Richard Samade, M.D., Ph.D., is an Assistant Professor of Orthopaedic Surgery who specializes in hand and upper extremity surgery.
“When people have injuries during the winter, it commonly involves tripping over an object or slipping on ice,” said Richard Samade, M.D., Ph.D., an Assistant Professor of Orthopaedic Surgery who specializes in hand and upper extremity surgery. “To protect themselves from greater injuries, people will instinctively stretch their hand and arm out to break their fall. Unfortunately, this leads to a decelerating force concentrated through the wrist, forearm, and elbow that often leads to injury in the small bones of those areas.”
Falls in the winter may result from climbing over snow mounds, walking on ice, or tripping over hazards covered by snow. Dr. Samade said people should take note of dark patches on pavement that may be iced over and wear appropriate footwear with good traction. Those who use a walker or cane should consider having someone walk with them in case they lose their balance.

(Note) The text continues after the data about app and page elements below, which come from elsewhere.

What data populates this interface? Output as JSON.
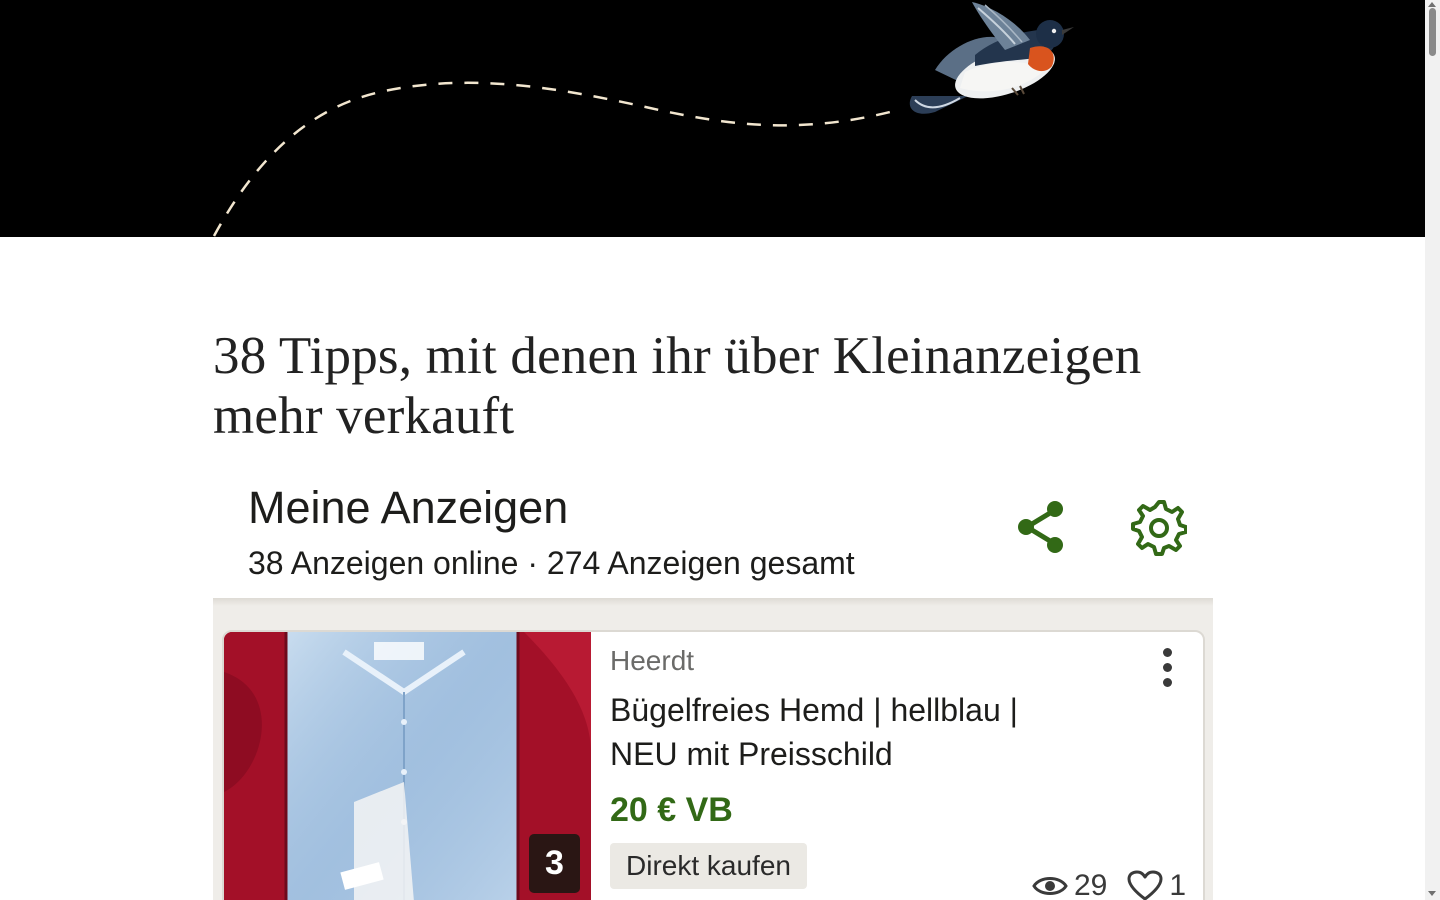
{
  "article": {
    "title": "38 Tipps, mit denen ihr über Kleinanzeigen mehr verkauft"
  },
  "app": {
    "title": "Meine Anzeigen",
    "subtitle": "38 Anzeigen online · 274 Anzeigen gesamt",
    "accent_color": "#326916",
    "share_icon": "share-icon",
    "settings_icon": "gear-icon"
  },
  "listing": {
    "location": "Heerdt",
    "title": "Bügelfreies Hemd | hellblau | NEU mit Preisschild",
    "price": "20 € VB",
    "badge": "Direkt kaufen",
    "image_count": "3",
    "views": "29",
    "likes": "1"
  }
}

Although falls tend to occur more frequently during the winter, hazards exist throughout the year. It’s important to pay attention to what’s ahead of you while walking rather than texting or looking down at a phone screen. Poor vision, chronic conditions, and medication use can also cause falls; using corrective lenses or walking aids and working with a health care provider to adjust medications can reduce risks.
Dr. Samade also listed outdoor work and recreational activities that can result in hand/wrist injuries during warmer months. These include gardening; construction; bicycling and scooter accidents; and falls and collisions during sports or from trees, roofs, and other heights. He recommended preventive steps such as ensuring that ladders and other elevated locations are secured, and carefully watching roads, sidewalks, and cycling paths to avoid hazards that can cause loss of control, leading to collisions and falls.
The severity of injury from a fall tends to increase with age. As we get older, bone density decreases, leading to osteoporosis or osteopenia and making fractures more likely, explained Dr. Samade. Ensuring appropriate calcium and vitamin D intake and avoiding smoking can help minimize these issues.
If you do fall, finding the appropriate care to treat the trauma is critical to prevent future complications or a worse injury.
UT Southwestern has specially trained surgeons available to treat hand and wrist injuries. To make an appointment, complete a new-patient appointment form online, call 972-954-3975, or use the MyChart portal.
About UT Southwestern Medical Center
UT Southwestern, one of the nation’s premier academic medical centers, integrates pioneering biomedical research with exceptional clinical care and education. The institution’s faculty has received six Nobel Prizes, and includes 24 members of the National Academy of Sciences, 18 members of the National Academy of Medicine, and 14 Howard Hughes Medical Institute Investigators. The full-time faculty of more than 2,900 is responsible for groundbreaking medical advances and is committed to translating science-driven research quickly to new clinical treatments. UT Southwestern physicians provide care in more than 80 specialties to more than 100,000 hospitalized patients, more than 360,000 emergency room cases, and oversee nearly 4 million outpatient visits a year.